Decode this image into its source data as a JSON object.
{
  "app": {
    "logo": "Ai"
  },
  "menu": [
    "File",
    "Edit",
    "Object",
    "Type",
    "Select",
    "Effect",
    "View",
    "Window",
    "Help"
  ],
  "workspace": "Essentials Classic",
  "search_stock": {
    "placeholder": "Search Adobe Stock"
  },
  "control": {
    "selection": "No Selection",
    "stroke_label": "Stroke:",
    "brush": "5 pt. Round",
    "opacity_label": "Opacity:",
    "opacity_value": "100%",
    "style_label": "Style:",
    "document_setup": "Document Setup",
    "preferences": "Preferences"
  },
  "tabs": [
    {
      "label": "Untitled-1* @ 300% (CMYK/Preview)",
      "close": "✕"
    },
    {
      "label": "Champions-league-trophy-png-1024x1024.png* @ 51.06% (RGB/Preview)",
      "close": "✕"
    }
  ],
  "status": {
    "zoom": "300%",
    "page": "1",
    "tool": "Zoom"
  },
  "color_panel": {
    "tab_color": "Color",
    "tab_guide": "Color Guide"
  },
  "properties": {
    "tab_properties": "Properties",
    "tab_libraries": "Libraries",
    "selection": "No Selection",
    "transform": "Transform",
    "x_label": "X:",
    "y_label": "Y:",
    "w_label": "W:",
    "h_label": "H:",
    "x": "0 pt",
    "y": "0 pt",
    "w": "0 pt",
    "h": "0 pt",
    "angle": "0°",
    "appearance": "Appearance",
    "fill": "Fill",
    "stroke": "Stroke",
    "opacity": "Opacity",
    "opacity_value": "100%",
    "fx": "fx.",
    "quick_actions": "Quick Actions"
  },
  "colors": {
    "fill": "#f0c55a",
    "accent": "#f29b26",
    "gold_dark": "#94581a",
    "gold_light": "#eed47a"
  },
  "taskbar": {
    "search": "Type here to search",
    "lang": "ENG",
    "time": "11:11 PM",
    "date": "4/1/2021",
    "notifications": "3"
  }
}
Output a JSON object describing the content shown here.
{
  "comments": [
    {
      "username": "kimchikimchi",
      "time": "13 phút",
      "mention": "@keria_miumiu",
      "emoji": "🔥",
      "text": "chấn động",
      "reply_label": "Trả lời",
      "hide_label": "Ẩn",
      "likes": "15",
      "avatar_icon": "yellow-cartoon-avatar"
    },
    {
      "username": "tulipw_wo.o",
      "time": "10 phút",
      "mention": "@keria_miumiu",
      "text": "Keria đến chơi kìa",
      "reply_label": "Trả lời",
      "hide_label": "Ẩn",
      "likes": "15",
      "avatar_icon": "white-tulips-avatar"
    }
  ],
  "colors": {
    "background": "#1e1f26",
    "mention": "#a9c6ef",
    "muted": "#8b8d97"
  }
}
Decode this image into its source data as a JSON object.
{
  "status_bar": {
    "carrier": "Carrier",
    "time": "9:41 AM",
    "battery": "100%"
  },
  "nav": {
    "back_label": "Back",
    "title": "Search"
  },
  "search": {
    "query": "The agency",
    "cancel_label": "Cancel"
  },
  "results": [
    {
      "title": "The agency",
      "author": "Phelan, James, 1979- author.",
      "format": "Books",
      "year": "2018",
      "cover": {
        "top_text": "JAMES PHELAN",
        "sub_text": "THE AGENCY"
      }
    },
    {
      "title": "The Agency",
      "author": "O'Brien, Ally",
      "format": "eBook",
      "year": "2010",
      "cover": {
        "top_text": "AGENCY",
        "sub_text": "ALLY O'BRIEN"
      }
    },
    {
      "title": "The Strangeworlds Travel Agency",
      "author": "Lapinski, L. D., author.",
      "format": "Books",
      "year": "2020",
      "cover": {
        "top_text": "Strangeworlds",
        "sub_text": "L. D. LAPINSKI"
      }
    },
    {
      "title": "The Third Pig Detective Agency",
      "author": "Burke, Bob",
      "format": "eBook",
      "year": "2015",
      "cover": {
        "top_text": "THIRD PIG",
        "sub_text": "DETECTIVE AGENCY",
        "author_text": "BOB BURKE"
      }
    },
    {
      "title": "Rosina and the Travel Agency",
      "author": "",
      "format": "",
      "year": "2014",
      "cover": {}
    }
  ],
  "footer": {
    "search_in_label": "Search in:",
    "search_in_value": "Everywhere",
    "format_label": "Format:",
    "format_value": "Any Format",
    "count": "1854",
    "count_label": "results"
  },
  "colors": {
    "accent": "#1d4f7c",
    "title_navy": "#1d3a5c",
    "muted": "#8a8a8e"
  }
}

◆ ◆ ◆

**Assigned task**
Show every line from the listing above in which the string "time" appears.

**Response to the task**
    "time": "11:11 PM",
      "time": "13 phút",
      "time": "10 phút",
    "time": "9:41 AM",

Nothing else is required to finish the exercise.